However, Owen could be using sarcasm here, as Graves told him ‘to cheer up and write something worthwhile’, but war is a horrific and dreary matter. To write of war as something cheery would wrong in all sense. This links to a further point, as towards the end of the poem, Owen again, shows his true feelings towards Jessie Pope (the pro-war propaganda poet). ‘You shall not come to think them well content /by any jest of mine’. Here, Owen has a dig towards Jessie Pope, as she writes as if war was a game, yet has never experienced it, so she can’t judge their wellbeing.
This links to yet a further point; Owen links to the Romantics here, as he was inspired by them: ‘I have perceived much beauty /in the hoarse oaths that kept our courage straight’, however, like Pope, they did not experience war and wrote about it as ‘beauty’ and that it was honourable to fight for your country, so again he dislikes them for this. Owen’s use of sibilance is another method of portraying how important camaraderie was in war. ‘For love is not the binding of fair lips /with the soft silk of eyes that look and long’, here Owen tries to tell us that the fellowships he made were much stronger than friends, it was brotherly love.
Owen believed that the friendships made in war had the strongest bond ever achieved, as the men fought cried and died amongst each other. When referring to other poems, Insensibility portrays a different way on how men coped with war, instead of the fellowships, they block off emotion. The use of metaphor here portrays this well: ‘Happy are men who yet before that are killed/can let their veins run cold’, this shows that the men who can block off all emotion before their death are happy ones, yet ones who don’t will not be.

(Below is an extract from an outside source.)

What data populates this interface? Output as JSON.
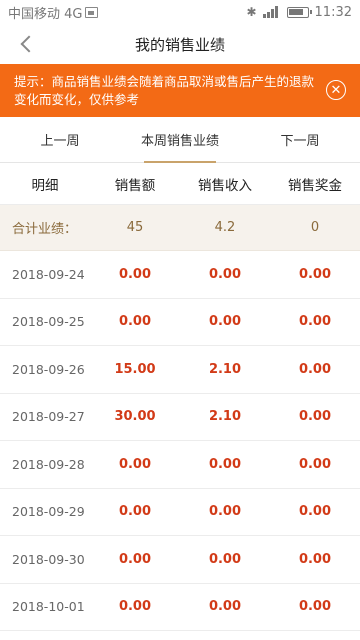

Insensibility goes further to say ‘cursed are the dullards whom no cannon stuns’, is it worth the price, if you’re blocking off emotion. Strange meeting also portrays the importance of camaraderie in war, as it is about an officer who killed an enemy soldier, and when he is dead and goes to hell they are reunited and realise they have more in common as friends, then they did as enemies. ‘I am the enemy you killed my friend’ shows that even though they were enemies, after walking through hell, he recaps and wonders whether they are friends.
When he reaches hell, the soldier who he killed recognizes him and ‘lifting distressful hands, as if to bless’. This religious imagery shows that the soldier forgives him and they are better to be friends than enemies. In conclusion, Owen portrays his views of the importance of camaraderie in Apologia Pro Poemate Meo very effectively. Throughout the selection, no other poem goes into such greater detail about the fellowships made in war. The use of imagery, metaphor and the linkage to other poets shows how he truly felt about the friendships made in war and how important they were to the survival and sanity of the men.
Insensibility shows us a different view on how important camaraderie was, as it takes the view that being able to block out emotion is the vital thing that will get you through war. Finally, Strange Meeting adds further to the point that camaraderie is important as even though as enemies in war, in death they become friends, to comfort each other for the rest of eternity. Eventhough portrayed effectively, it is not portrayed throughout, and so Apologia Pro Poemate Meo is the most effective from the selection.